  14. Academic: university: I will enroll in a university with a good program without too many students that still balances my skills.
  15. Special interest: linguistics: I will finally memorize the Latin grammar tables and be able to recall any entry with no difficulty.
  16. Special interest: optics: I will have a set of mounted lenses for my weak but dominant eye.
  17. Special interest: philosophy: I will complete 40 pages on the fields of philosophy and my beliefs about them.
  18. Academic: rules: I will memorize the infractions and their punishments and establish some sense of order at school.
  19. Special interest: cryptography: I will develop a cipher based on the unique properties of my constructed language such that no one without sufficient knowledge of the language and its irregularities can decipher my words.
  20. I will come up with better attempts at New Year’s resolutions.

Creating Art

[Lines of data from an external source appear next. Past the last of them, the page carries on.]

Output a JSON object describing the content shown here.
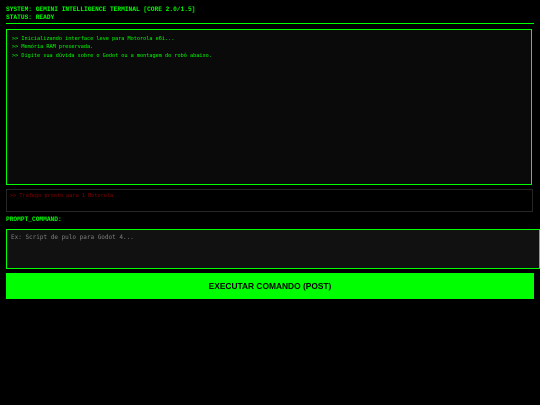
{
  "header": {
    "system_line": "SYSTEM: GEMINI INTELLIGENCE TERMINAL [CORE 2.0/1.5]",
    "status_line": "STATUS: READY"
  },
  "console": {
    "lines": [
      ">> Inicializando interface leve para Motorola e6i...",
      ">> Memória RAM preservada.",
      ">> Digite sua dúvida sobre o Godot ou a montagem do robô abaixo."
    ]
  },
  "error": {
    "text": ">> Tráfego pronto para 1 Motorola"
  },
  "prompt": {
    "label": "PROMPT_COMMAND:",
    "placeholder": "Ex: Script de pulo para Godot 4..."
  },
  "actions": {
    "execute_label": "EXECUTAR COMANDO (POST)"
  },
  "colors": {
    "background": "#000000",
    "accent": "#00ff00",
    "error": "#880000",
    "placeholder": "#808080"
  }
}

My creative drive (defined as the drive to create, rather than the ability to produce art), becomes unusually active when I am stressed or bored. Currently, it is the latter, and it is irritating, because I cannot stand colors at the moment (leading to Saturation -90). After seeing an excellent webcomic, I noticed that I want to do so as well, but know that I would have neither enough subjects to discuss nor the ability to draw good pictures (especially because Saturation 0, the value a vast majority of readers use, will make the colors seem excessively saturated). This time, the drive affects visual art more than auditory art, so music theory is out of the question. Maybe I should just produce a protein model, because no one else cares about the colors as long as the physical structure is available.

Protein Modeling I

I finally got around to crafting a basic model. This one is of a monomer of 4-oxalocrotonate tautomerase. Here is a picture of it:

See the beauty of this monomer of a hexameric enzyme! See it fail at functioning!

Now if that does not make a professor laugh, I really have no idea what will. Of course, when I end up making people laugh, it is always unintentional because bringing up the obvious seems humorous. On the other hand, when I make a pun I personally think is funny, no one understands. Must all the, “humor,” these days involve something blatantly truthful or something blatantly obscene?

Ach, I am getting too impatient. Therefore, I will green-light Project: Ortingeni (from now on, stylized as Ortingenia) and commence my personal ConWorld!

Catalase Construction II

Now that I have verified my project with my teacher, I can get started. I decided to construct the model of Gallus gallus, or chicken, liver catalase. Although the PDB seems to have plenty of structures for other species, the humble chicken, which is absent, is significant because of the fact that chicken liver was used for a catalase experiment. Because I plan to build a moderately functioning model (out of paper, no less), I will be testing out smaller, less complicated enzymes. Anything done for Knowledge! can eventually be excused.

After alignment and checking, the structures are similar enough that the average non-interested lay person would not notice if I simply built bovine liver catalase. However, the alignment and verification are very interesting components, and that is why I must do them. As with any project, there will be no cheating.

Catalase Construction I

I have been commissioned to construct a paper model of catalase. Just for an extra challenge, I decided against copying the existing PDB and began aligning the chicken catalase (which brings back memories of the liver experiment). As it turns out, the two are similar enough to not require much SP, so the next step will be making forms for confirming this commission. Apparently, most NT students do not care much for learning about the molecules but are fascinated by the models. My teacher requested something grand that would shock the students into loving the curriculum. Therefore, I will have to complete this by the end of Thanksgiving, or finals will dominate the students’ minds and distract them from the molecular component of biology that I love discussing. If only all people were also AS and did not care much for the non-verbal cues and shared the special interest…